There was something very special about the New York City Gay parade this year. I’m not quite sure what it was but it felt more “solemn” (weird choice of words but can’t think of other). And I mean that in a good way -- after all -- it marked the first anniversary of marriage equality and quite some progress has been made during last year for LGBT rights (while writing this, I can almost hear my Gay friends saying “that we still have a long way to go”).
Perhaps it had to do with Obama voicing his support to the Gay community or having New York City’s Mayor Bloomberg and Governor Cuomo, marching down 5th Avenue while the crowds cheered on. Maybe it was the NYPD and the NYC Firemen, whom also marched down the street to show their support. Or the big companies like Delta Airlines, supporting their Gay employees and partners, all wearing red t-shirts and waving flags. Or all those different Churches and Religious affiliations, with its members carrying banners for tolerance and acceptance.
Whatever it was, it made me happy and proud to live in NYC. And I loved that my kids where there to witness it too.
This year’s parade crowd was definitely more mixed and diverse -- I don’t mean ethnically -- it was filled with full families, friends and co-workers who attended the parade regardless of their sexual orientation.
Now as a new generation of gay parents raises their children, all kids should become allies in the fight for LGBT rights. They should learn from an early age, that tolerance is key to become a good human being.
In our house we use the word “gay” to define homosexuality, so Juliana knows exactly that’s the only thing it means. It’s not that we talk about it all the time, but she knows we have gay friends and gay family members so I want her to understand that they’re just like her parents.
It was actually quite easy to give it to her, “Most families have a Mom and a Dad, but some families have two Moms or two Dads”
Her only reaction was, “How do men have babies without a Mom?”
So I gave her a simple explanation that left her content and that was that. I told her that everyone ends up with the right parents for “them” whether they have two moms, two dads, a single mom, a single dad, foster parents or if they’re being raised by bears. At home I strongly promote embracing the fact that we’re all different. It’s much more fun.
I also read once: “Get to your kid before ignorance does.” So I did.
I believe in being honest with my kids and giving it to them like it is.
And all the intolerant, Republicans, homophobes, the One Million (insane) Moms and the Pope, should realize already that the gay agenda is not “everybody should be gay” but simply “everybody should be themselves.”
“Be whomever you want to be” it’s actually a great message to teach our kids, because it teaches them acceptance and tolerance as much as it teaches them to accept their own selves.
We all have a right to live our life how we want to and love whom we want to, as long as we have respect for everyone else on this planet.

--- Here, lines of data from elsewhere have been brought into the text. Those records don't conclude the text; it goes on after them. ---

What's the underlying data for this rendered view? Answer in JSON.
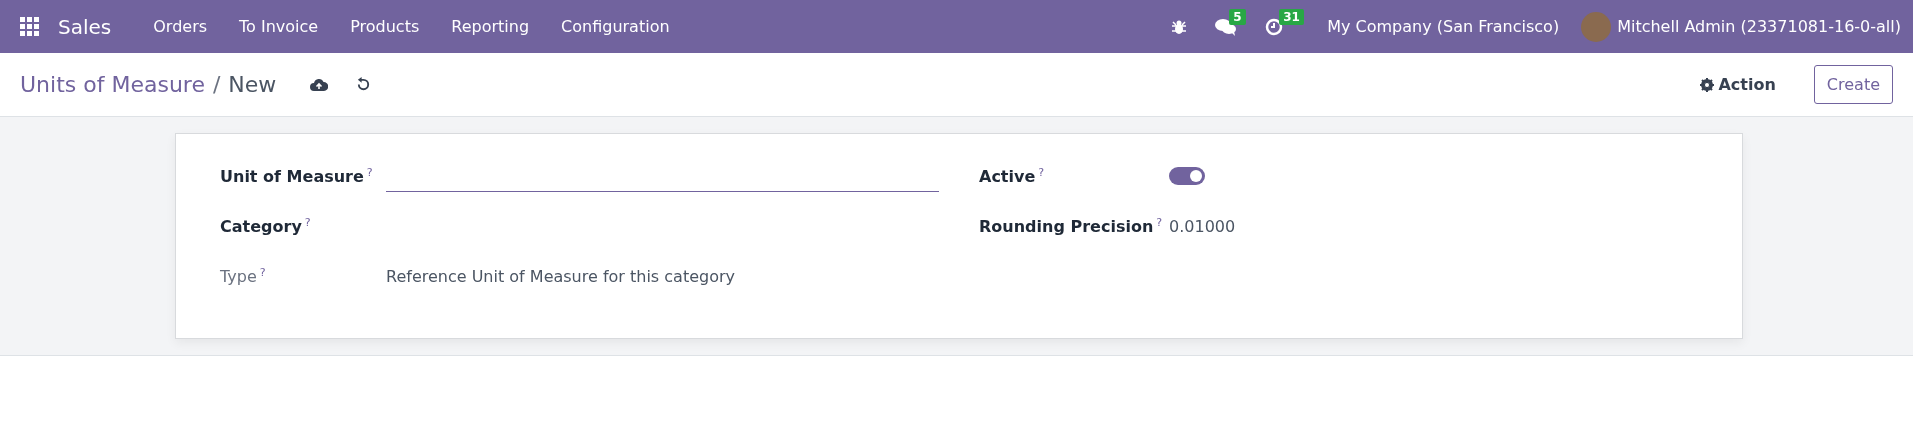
{
  "navbar": {
    "app": "Sales",
    "menu": [
      {
        "label": "Orders"
      },
      {
        "label": "To Invoice"
      },
      {
        "label": "Products"
      },
      {
        "label": "Reporting"
      },
      {
        "label": "Configuration"
      }
    ],
    "messages_badge": "5",
    "activities_badge": "31",
    "company": "My Company (San Francisco)",
    "user": "Mitchell Admin (23371081-16-0-all)"
  },
  "control_panel": {
    "breadcrumb": "Units of Measure",
    "separator": "/",
    "current": "New",
    "action": "Action",
    "create": "Create"
  },
  "form": {
    "left": [
      {
        "label": "Unit of Measure",
        "help": "?",
        "kind": "input",
        "bold": true
      },
      {
        "label": "Category",
        "help": "?",
        "kind": "empty",
        "bold": true
      },
      {
        "label": "Type",
        "help": "?",
        "kind": "text",
        "bold": false,
        "value": "Reference Unit of Measure for this category"
      }
    ],
    "right": [
      {
        "label": "Active",
        "help": "?",
        "kind": "toggle",
        "bold": true,
        "on": true
      },
      {
        "label": "Rounding Precision",
        "help": "?",
        "kind": "text",
        "bold": true,
        "value": "0.01000"
      }
    ]
  }
}
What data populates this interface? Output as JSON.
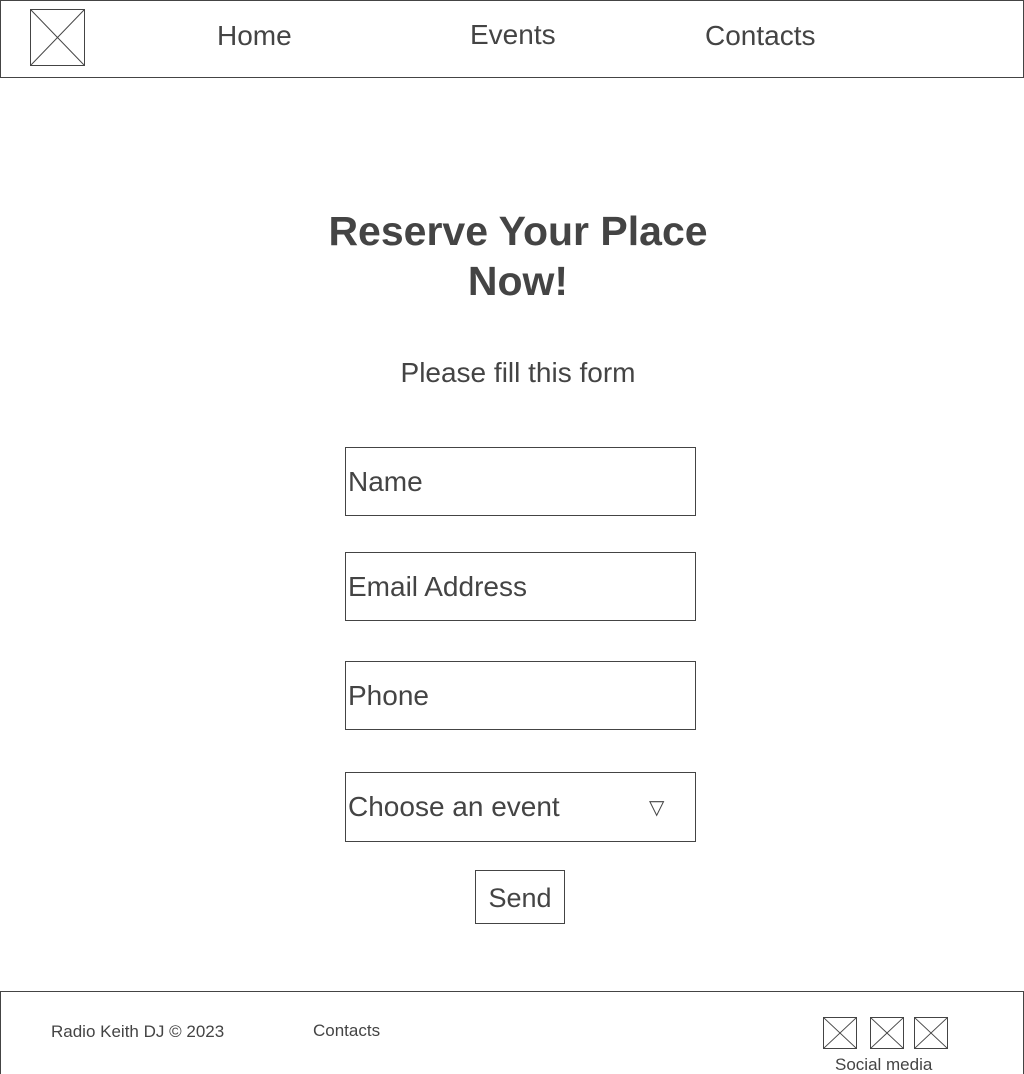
{
  "header": {
    "logo_icon": "image-placeholder-icon",
    "nav": {
      "home": "Home",
      "events": "Events",
      "contacts": "Contacts"
    }
  },
  "main": {
    "title_line1": "Reserve Your Place",
    "title_line2": "Now!",
    "subtitle": "Please fill this form"
  },
  "form": {
    "name_placeholder": "Name",
    "email_placeholder": "Email Address",
    "phone_placeholder": "Phone",
    "event_select": {
      "selected": "Choose an event",
      "arrow_icon": "▽"
    },
    "send_label": "Send"
  },
  "footer": {
    "copyright": "Radio Keith DJ © 2023",
    "contacts_link": "Contacts",
    "social_label": "Social media",
    "social_icons": [
      "image-placeholder-icon",
      "image-placeholder-icon",
      "image-placeholder-icon"
    ]
  }
}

I cried a little watching the parade, and Juliana asked me, “Why are your crying Mom?”
I said I was happy that the world was moving in a good direction.
I also said to her "I love NY"
She said, "I do too"